Records shown:

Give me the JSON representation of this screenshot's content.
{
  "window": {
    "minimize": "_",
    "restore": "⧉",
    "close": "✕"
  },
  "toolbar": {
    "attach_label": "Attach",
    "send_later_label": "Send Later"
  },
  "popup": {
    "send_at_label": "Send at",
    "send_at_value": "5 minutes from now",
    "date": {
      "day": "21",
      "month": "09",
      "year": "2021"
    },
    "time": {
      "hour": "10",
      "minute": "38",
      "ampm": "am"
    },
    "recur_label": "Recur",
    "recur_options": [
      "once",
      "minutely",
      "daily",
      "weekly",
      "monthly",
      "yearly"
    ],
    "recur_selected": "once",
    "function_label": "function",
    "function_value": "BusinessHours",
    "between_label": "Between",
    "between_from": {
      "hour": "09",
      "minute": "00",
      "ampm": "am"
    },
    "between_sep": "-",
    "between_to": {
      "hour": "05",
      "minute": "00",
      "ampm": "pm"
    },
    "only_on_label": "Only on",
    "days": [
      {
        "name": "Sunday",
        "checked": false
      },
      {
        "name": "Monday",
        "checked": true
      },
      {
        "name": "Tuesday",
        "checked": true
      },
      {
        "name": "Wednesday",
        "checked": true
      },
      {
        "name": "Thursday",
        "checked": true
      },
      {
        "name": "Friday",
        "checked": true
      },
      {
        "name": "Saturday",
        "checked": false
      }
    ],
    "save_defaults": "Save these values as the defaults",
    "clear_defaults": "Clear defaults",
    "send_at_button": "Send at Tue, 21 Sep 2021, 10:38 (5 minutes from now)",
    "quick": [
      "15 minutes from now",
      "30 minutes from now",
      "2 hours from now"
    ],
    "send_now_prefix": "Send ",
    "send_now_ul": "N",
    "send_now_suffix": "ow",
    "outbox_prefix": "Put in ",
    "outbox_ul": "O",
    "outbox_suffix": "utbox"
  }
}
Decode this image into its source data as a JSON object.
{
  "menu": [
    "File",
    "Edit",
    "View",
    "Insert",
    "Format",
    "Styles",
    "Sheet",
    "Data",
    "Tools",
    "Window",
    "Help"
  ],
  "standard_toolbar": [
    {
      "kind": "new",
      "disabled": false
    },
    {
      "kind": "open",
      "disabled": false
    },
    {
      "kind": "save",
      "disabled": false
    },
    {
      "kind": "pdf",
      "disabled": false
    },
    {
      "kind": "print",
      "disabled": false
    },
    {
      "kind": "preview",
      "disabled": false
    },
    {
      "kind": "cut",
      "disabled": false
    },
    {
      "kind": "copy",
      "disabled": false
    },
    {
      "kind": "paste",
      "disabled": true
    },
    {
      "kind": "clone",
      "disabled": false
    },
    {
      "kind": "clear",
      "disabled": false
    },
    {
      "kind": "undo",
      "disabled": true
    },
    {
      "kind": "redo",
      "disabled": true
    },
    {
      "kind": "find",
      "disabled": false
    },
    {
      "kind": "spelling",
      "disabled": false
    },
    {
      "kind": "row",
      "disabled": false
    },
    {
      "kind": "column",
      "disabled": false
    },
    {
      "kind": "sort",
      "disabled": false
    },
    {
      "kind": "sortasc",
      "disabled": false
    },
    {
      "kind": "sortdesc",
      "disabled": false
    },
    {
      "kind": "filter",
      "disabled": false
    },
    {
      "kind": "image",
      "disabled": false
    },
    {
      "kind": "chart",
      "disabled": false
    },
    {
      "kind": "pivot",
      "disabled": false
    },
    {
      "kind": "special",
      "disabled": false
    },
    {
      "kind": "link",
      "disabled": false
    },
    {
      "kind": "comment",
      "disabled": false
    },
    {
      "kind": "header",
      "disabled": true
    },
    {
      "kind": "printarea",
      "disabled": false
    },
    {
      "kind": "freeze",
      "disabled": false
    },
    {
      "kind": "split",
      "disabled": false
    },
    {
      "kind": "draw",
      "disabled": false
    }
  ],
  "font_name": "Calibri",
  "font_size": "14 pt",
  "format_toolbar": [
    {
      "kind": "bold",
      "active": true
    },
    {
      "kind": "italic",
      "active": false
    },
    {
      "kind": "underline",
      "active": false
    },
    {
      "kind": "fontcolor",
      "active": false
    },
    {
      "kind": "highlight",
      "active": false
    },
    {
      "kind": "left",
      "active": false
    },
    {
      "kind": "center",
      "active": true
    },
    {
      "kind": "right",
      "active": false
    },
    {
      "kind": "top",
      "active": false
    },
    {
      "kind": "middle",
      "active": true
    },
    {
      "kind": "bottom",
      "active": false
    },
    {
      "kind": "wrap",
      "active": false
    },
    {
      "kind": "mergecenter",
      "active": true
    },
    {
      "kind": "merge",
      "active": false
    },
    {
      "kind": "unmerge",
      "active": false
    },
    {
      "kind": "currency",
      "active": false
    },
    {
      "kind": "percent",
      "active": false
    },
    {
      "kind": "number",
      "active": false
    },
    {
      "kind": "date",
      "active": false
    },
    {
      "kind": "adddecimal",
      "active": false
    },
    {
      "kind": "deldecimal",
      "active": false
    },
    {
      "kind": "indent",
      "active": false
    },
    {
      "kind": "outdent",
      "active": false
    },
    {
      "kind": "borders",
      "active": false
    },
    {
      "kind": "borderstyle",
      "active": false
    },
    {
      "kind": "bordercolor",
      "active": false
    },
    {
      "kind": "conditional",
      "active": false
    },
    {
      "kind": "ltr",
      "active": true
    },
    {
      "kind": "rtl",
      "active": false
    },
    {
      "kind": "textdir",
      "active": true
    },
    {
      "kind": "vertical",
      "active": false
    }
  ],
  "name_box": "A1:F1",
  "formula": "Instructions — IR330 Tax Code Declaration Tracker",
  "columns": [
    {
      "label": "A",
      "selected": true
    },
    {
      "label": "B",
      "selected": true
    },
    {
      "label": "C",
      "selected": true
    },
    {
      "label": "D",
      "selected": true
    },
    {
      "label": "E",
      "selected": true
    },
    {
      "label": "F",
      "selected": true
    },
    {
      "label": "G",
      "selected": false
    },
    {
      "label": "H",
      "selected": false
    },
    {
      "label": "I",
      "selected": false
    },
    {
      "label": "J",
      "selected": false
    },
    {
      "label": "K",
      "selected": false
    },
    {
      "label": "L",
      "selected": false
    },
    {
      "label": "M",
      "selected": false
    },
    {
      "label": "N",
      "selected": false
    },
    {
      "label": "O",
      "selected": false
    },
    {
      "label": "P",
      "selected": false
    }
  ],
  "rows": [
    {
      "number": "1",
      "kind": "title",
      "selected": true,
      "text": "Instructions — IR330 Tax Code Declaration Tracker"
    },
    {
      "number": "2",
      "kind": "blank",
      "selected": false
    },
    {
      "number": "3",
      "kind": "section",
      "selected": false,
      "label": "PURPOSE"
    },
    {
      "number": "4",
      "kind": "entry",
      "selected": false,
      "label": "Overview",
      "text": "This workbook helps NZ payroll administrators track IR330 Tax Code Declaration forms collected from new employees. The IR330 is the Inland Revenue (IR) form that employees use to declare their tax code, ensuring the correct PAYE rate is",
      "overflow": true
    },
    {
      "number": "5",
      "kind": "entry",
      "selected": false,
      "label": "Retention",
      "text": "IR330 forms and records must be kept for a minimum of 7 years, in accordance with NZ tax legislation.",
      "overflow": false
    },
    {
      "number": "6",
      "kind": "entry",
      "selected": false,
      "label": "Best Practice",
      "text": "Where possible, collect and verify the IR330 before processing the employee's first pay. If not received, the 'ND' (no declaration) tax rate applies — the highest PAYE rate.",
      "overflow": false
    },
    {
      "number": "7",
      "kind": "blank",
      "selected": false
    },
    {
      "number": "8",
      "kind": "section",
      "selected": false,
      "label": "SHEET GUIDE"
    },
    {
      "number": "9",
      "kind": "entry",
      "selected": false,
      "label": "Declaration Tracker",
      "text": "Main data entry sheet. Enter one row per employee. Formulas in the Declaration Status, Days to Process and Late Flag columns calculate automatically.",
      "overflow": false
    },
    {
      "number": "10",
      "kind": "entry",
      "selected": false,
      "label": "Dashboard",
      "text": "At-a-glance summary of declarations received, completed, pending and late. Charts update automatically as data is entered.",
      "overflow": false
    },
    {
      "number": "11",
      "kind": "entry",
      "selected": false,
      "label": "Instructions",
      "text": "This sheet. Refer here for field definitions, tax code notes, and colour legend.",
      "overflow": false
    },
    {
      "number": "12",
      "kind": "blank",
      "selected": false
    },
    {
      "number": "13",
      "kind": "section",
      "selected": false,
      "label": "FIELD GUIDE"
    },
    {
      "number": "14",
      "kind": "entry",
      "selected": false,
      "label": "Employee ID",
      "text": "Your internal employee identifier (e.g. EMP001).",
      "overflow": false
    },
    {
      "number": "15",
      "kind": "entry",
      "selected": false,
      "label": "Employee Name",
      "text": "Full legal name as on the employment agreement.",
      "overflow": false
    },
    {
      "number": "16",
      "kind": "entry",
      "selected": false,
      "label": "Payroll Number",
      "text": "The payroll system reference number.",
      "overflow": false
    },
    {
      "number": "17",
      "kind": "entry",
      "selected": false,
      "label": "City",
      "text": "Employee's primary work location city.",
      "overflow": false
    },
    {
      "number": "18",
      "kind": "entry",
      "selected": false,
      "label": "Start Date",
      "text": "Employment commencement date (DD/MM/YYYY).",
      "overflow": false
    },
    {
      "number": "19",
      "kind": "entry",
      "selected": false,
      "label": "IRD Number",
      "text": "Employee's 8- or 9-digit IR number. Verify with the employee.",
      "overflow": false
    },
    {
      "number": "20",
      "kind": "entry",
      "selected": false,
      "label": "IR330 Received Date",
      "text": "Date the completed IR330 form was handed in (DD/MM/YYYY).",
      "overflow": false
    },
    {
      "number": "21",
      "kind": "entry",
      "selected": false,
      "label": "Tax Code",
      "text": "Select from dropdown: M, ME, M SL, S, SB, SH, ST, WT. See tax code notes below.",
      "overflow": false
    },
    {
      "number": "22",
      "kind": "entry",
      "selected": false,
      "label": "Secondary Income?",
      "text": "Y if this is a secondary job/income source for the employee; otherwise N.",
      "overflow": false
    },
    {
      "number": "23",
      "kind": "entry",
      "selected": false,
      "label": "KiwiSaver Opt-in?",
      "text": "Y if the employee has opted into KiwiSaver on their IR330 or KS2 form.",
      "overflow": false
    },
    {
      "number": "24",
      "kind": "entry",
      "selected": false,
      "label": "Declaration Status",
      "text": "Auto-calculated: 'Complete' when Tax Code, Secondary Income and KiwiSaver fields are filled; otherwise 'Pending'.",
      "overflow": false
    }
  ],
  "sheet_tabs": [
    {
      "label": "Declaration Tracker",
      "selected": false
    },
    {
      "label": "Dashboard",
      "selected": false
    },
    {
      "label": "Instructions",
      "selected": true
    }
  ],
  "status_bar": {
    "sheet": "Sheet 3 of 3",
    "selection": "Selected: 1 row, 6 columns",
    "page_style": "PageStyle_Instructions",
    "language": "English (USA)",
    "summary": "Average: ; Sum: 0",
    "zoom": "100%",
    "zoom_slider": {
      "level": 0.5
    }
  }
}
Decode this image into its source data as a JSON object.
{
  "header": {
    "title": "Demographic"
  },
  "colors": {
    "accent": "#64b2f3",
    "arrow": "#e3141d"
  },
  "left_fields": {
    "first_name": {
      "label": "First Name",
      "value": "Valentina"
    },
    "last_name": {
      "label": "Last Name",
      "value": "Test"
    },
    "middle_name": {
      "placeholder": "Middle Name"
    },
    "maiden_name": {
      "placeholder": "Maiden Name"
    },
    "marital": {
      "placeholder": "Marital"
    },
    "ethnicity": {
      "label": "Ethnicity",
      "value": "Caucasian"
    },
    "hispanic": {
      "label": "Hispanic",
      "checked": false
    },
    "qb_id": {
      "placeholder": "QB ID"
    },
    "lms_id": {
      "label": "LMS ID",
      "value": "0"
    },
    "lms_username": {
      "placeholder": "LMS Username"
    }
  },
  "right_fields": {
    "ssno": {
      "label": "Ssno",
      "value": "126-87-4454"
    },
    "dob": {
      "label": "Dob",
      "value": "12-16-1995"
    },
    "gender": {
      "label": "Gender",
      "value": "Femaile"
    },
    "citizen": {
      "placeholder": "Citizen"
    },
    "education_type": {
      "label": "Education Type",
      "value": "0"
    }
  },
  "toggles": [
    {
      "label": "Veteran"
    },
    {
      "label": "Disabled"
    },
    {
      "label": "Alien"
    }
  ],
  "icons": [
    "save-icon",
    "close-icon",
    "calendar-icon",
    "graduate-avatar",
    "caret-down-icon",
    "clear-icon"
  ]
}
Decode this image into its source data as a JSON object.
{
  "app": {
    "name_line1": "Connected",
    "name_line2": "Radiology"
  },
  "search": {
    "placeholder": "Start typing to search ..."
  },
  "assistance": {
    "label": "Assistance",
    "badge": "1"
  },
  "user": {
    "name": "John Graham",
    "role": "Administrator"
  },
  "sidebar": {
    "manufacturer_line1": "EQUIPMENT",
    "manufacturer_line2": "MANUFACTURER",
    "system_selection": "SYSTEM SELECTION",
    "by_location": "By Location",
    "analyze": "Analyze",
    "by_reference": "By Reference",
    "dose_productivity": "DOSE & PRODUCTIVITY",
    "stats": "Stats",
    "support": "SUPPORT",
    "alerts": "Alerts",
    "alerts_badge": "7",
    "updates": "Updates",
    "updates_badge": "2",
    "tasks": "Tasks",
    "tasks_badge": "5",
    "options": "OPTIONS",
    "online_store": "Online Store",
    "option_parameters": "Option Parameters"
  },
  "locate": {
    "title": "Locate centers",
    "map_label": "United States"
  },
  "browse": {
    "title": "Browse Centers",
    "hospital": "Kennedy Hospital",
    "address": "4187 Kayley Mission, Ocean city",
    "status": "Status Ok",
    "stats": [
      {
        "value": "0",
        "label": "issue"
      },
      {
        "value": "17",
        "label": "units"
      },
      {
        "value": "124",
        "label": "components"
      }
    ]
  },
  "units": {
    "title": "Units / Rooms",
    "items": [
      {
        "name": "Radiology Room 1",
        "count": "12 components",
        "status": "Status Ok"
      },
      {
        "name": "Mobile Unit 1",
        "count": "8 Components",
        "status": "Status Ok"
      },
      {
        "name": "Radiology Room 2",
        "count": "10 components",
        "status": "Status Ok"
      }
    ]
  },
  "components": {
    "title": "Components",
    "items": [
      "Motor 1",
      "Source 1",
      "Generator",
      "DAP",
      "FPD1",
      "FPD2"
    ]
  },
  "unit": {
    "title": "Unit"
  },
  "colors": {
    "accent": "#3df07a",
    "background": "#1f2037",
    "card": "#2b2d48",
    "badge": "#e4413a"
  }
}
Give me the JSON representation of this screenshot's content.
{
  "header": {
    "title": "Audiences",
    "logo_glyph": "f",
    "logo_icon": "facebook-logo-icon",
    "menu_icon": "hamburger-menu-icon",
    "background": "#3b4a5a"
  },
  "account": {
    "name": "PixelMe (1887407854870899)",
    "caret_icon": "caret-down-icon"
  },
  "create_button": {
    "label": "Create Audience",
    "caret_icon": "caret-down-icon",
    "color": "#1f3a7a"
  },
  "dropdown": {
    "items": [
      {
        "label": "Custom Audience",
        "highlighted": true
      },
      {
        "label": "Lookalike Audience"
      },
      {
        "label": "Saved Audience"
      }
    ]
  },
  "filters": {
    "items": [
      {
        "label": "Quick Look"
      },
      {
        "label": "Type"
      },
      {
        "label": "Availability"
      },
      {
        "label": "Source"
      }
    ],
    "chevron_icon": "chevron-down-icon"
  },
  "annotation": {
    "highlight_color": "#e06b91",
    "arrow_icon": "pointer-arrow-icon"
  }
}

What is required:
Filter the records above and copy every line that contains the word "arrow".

Written response:
    "arrow": "#e3141d"
    "arrow_icon": "pointer-arrow-icon"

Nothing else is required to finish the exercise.